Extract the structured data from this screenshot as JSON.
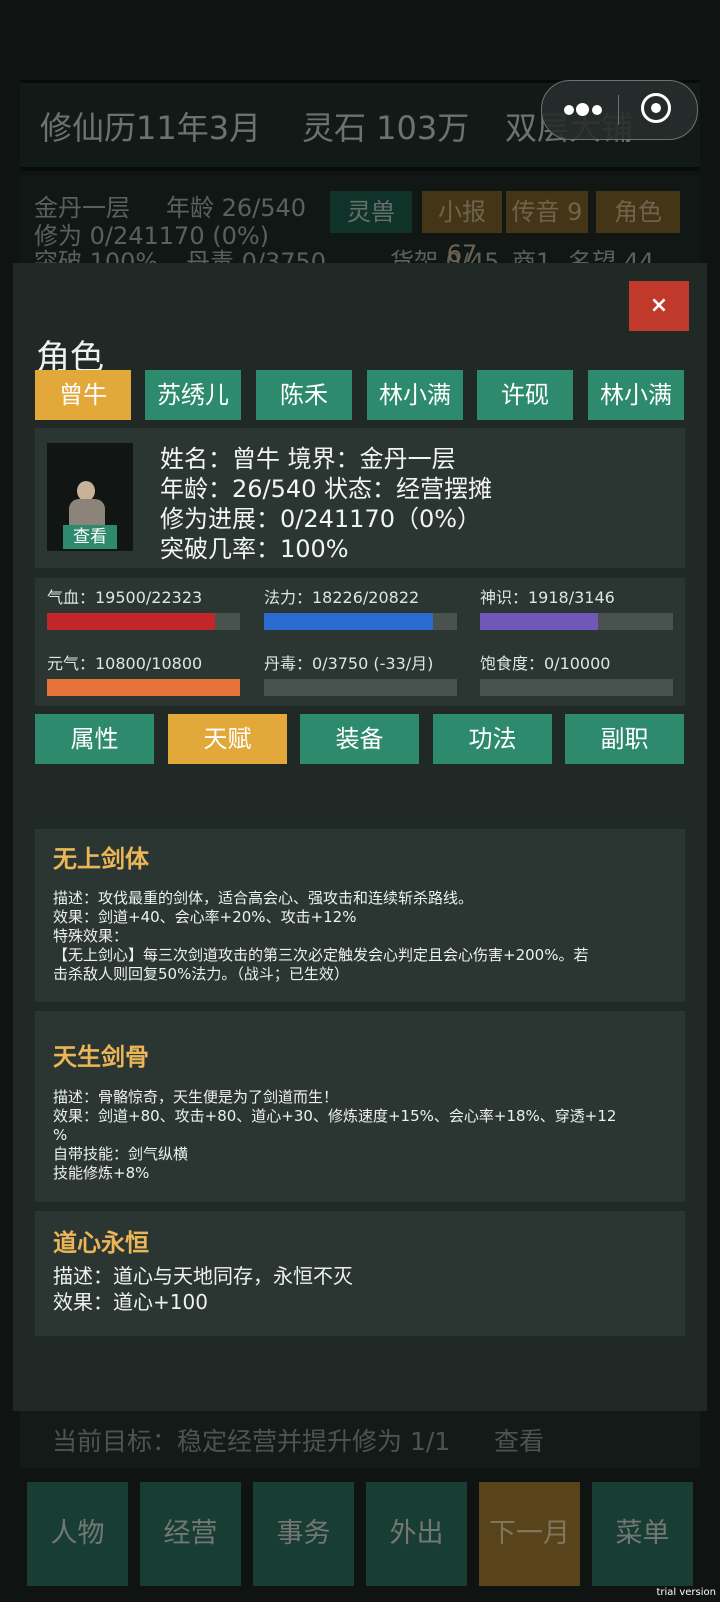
{
  "background": {
    "calendar": "修仙历11年3月",
    "spirit_stones": "灵石 103万",
    "shop_name": "双层大铺",
    "realm": "金丹一层",
    "age": "年龄 26/540",
    "cultivation": "修为 0/241170 (0%)",
    "breakthrough": "突破 100%",
    "pill_poison": "丹毒 0/3750",
    "shelves": "货架 0/45",
    "shop_count": "商1",
    "fame": "名望 44",
    "btn_beast": "灵兽",
    "btn_news": "小报 67",
    "btn_message": "传音 9",
    "btn_role": "角色",
    "goal_text": "当前目标：稳定经营并提升修为 1/1",
    "goal_view": "查看",
    "nav": [
      "人物",
      "经营",
      "事务",
      "外出",
      "下一月",
      "菜单"
    ],
    "trial_text": "trial version"
  },
  "modal": {
    "close_label": "×",
    "title": "角色",
    "characters": [
      "曾牛",
      "苏绣儿",
      "陈禾",
      "林小满",
      "许砚",
      "林小满"
    ],
    "active_character": 0,
    "portrait_button": "查看",
    "info": {
      "line1": "姓名：曾牛    境界：金丹一层",
      "line2": "年龄：26/540    状态：经营摆摊",
      "line3": "修为进展：0/241170（0%）",
      "line4": "突破几率：100%"
    },
    "stats": [
      {
        "label": "气血：19500/22323",
        "ratio": 0.873,
        "color": "#c0262a"
      },
      {
        "label": "法力：18226/20822",
        "ratio": 0.875,
        "color": "#2a6bd0"
      },
      {
        "label": "神识：1918/3146",
        "ratio": 0.61,
        "color": "#6f58b8"
      },
      {
        "label": "元气：10800/10800",
        "ratio": 1.0,
        "color": "#e5733a"
      },
      {
        "label": "丹毒：0/3750 (-33/月)",
        "ratio": 0.0,
        "color": "#7a8a80"
      },
      {
        "label": "饱食度：0/10000",
        "ratio": 0.0,
        "color": "#7a8a80"
      }
    ],
    "sections": [
      "属性",
      "天赋",
      "装备",
      "功法",
      "副职"
    ],
    "active_section": 1,
    "talents": [
      {
        "name": "无上剑体",
        "lines": [
          "描述：攻伐最重的剑体，适合高会心、强攻击和连续斩杀路线。",
          "效果：剑道+40、会心率+20%、攻击+12%",
          "特殊效果：",
          "【无上剑心】每三次剑道攻击的第三次必定触发会心判定且会心伤害+200%。若",
          "击杀敌人则回复50%法力。（战斗；已生效）"
        ]
      },
      {
        "name": "天生剑骨",
        "lines": [
          "描述：骨骼惊奇，天生便是为了剑道而生！",
          "效果：剑道+80、攻击+80、道心+30、修炼速度+15%、会心率+18%、穿透+12",
          "%",
          "自带技能：剑气纵横",
          "技能修炼+8%"
        ]
      },
      {
        "name": "道心永恒",
        "lines": [
          "描述：道心与天地同存，永恒不灭",
          "效果：道心+100"
        ]
      }
    ]
  }
}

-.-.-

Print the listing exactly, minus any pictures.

* Finished exercise
Extract the structured data from this screenshot as JSON.
{
  "background": {
    "calendar": "修仙历11年3月",
    "spirit_stones": "灵石 103万",
    "shop_name": "双层大铺",
    "realm": "金丹一层",
    "age": "年龄 26/540",
    "cultivation": "修为 0/241170 (0%)",
    "breakthrough": "突破 100%",
    "pill_poison": "丹毒 0/3750",
    "shelves": "货架 0/45",
    "shop_count": "商1",
    "fame": "名望 44",
    "btn_beast": "灵兽",
    "btn_news": "小报 67",
    "btn_message": "传音 9",
    "btn_role": "角色",
    "goal_text": "当前目标：稳定经营并提升修为 1/1",
    "goal_view": "查看",
    "nav": [
      "人物",
      "经营",
      "事务",
      "外出",
      "下一月",
      "菜单"
    ],
    "trial_text": "trial version"
  },
  "modal": {
    "close_label": "×",
    "title": "角色",
    "characters": [
      "曾牛",
      "苏绣儿",
      "陈禾",
      "林小满",
      "许砚",
      "林小满"
    ],
    "active_character": 0,
    "portrait_button": "查看",
    "info": {
      "line1": "姓名：曾牛    境界：金丹一层",
      "line2": "年龄：26/540    状态：经营摆摊",
      "line3": "修为进展：0/241170（0%）",
      "line4": "突破几率：100%"
    },
    "stats": [
      {
        "label": "气血：19500/22323",
        "ratio": 0.873,
        "color": "#c0262a"
      },
      {
        "label": "法力：18226/20822",
        "ratio": 0.875,
        "color": "#2a6bd0"
      },
      {
        "label": "神识：1918/3146",
        "ratio": 0.61,
        "color": "#6f58b8"
      },
      {
        "label": "元气：10800/10800",
        "ratio": 1.0,
        "color": "#e5733a"
      },
      {
        "label": "丹毒：0/3750 (-33/月)",
        "ratio": 0.0,
        "color": "#7a8a80"
      },
      {
        "label": "饱食度：0/10000",
        "ratio": 0.0,
        "color": "#7a8a80"
      }
    ],
    "sections": [
      "属性",
      "天赋",
      "装备",
      "功法",
      "副职"
    ],
    "active_section": 1,
    "talents": [
      {
        "name": "无上剑体",
        "lines": [
          "描述：攻伐最重的剑体，适合高会心、强攻击和连续斩杀路线。",
          "效果：剑道+40、会心率+20%、攻击+12%",
          "特殊效果：",
          "【无上剑心】每三次剑道攻击的第三次必定触发会心判定且会心伤害+200%。若",
          "击杀敌人则回复50%法力。（战斗；已生效）"
        ]
      },
      {
        "name": "天生剑骨",
        "lines": [
          "描述：骨骼惊奇，天生便是为了剑道而生！",
          "效果：剑道+80、攻击+80、道心+30、修炼速度+15%、会心率+18%、穿透+12",
          "%",
          "自带技能：剑气纵横",
          "技能修炼+8%"
        ]
      },
      {
        "name": "道心永恒",
        "lines": [
          "描述：道心与天地同存，永恒不灭",
          "效果：道心+100"
        ]
      }
    ]
  }
}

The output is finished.